North Down is traditionally a strong area for Alliance, who’ve often polled in the high teens and sometimes in the low twenties; it should also be strong for the Greens, who have Brian Wilson as their sitting MLA in the constituency. In a first-past-the-post election, though, Stephen Farry and Steve Agnew are on a hiding to nothing, and will be facing a strong tactical squeeze from Hermon – especially Farry, since lots of Alliance voters will want to slap it up the turncoat Parsley. Mainly they’ll be jockeying for position ahead of next year’s PR elections, which are likely to be very unpredictable in North Down. As for the nationalist candidates, they may as well not bother here. They’re just running for form’s sake. Although it is nice to note that, in Liam Logan, the SDLP are running a prominent Ulster Scots native speaker.
 This was when Peter was waving around his list of twenty closeted gay MPs who he was going to out. One day the Belfast Telegraph reported that one of the MPs was local; the same day, Jim Kilfedder had a massive heart attack and dropped dead. OutRage! quietly revised their tactics after that.
 This relates to the fascinating story of the Campaign for Equal Citizenship, a bizarre alliance of dissident unionists, Ulster Tories, loyalist paramilitaries, gay rights activists and the British and Irish Communist Organisation. The BICO connection particularly perturbed the UUP leadership.
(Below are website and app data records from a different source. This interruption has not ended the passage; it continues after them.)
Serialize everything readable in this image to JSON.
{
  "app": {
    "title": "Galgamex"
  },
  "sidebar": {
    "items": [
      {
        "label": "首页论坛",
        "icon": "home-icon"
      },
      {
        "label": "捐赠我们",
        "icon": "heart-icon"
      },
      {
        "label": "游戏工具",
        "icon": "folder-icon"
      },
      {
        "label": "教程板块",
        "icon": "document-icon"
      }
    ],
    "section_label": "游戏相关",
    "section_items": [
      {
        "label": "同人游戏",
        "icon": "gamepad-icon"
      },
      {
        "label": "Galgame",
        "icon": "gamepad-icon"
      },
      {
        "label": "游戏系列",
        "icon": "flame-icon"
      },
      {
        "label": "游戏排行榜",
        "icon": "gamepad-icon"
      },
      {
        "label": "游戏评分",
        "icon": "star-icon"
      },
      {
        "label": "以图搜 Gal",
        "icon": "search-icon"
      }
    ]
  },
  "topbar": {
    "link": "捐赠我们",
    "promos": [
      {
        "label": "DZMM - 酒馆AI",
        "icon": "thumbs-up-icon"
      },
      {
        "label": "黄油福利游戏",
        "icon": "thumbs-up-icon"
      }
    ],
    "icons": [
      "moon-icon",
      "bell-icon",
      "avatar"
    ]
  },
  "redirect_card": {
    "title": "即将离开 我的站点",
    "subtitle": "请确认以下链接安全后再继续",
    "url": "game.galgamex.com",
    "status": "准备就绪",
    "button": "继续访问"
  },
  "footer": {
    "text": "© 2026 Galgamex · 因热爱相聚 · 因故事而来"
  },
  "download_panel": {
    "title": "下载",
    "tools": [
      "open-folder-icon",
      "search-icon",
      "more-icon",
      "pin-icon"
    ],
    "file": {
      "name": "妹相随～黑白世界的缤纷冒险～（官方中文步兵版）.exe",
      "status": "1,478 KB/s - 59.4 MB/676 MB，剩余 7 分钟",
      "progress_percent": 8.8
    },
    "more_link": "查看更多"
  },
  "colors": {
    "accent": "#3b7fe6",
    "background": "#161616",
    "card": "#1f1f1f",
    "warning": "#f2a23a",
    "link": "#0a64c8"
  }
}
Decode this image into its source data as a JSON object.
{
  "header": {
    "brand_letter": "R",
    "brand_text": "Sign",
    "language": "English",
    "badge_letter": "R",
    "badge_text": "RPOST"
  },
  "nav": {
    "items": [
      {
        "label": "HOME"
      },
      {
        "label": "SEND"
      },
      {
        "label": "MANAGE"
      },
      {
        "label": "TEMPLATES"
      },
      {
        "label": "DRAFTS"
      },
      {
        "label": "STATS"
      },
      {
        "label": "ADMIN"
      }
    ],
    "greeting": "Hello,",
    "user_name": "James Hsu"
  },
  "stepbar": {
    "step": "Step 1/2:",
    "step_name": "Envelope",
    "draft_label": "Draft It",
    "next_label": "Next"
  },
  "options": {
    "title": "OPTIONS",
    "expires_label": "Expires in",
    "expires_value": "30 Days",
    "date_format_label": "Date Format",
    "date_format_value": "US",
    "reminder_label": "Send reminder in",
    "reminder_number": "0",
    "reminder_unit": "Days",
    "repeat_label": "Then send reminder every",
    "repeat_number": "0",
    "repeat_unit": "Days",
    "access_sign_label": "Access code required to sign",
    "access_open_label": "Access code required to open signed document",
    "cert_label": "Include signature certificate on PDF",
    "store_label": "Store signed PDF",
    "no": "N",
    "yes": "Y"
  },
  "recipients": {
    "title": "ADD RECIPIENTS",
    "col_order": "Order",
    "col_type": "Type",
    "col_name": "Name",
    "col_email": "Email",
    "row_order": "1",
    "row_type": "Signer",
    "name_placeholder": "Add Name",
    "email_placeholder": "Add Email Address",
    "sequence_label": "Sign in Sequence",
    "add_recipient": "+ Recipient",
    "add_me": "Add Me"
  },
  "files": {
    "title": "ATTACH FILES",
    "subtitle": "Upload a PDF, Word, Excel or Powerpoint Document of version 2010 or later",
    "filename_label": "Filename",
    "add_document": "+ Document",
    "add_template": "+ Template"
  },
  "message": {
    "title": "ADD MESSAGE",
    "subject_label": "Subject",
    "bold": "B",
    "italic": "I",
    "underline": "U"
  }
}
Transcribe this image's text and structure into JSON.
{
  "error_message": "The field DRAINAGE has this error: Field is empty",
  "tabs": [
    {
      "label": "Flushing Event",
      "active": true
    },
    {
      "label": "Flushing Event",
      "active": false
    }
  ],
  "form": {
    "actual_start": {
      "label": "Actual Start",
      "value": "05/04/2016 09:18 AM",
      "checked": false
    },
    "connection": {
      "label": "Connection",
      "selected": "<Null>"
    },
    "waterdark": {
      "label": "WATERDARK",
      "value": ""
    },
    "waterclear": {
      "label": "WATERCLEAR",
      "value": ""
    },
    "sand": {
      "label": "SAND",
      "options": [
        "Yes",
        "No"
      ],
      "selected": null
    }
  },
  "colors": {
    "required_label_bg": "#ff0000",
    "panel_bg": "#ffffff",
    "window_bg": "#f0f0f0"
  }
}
 Coincidentally, he’d just landed a job at Iain Duncan Smith’s Centre for Social Justice. But I’m sure that was only a coincidence.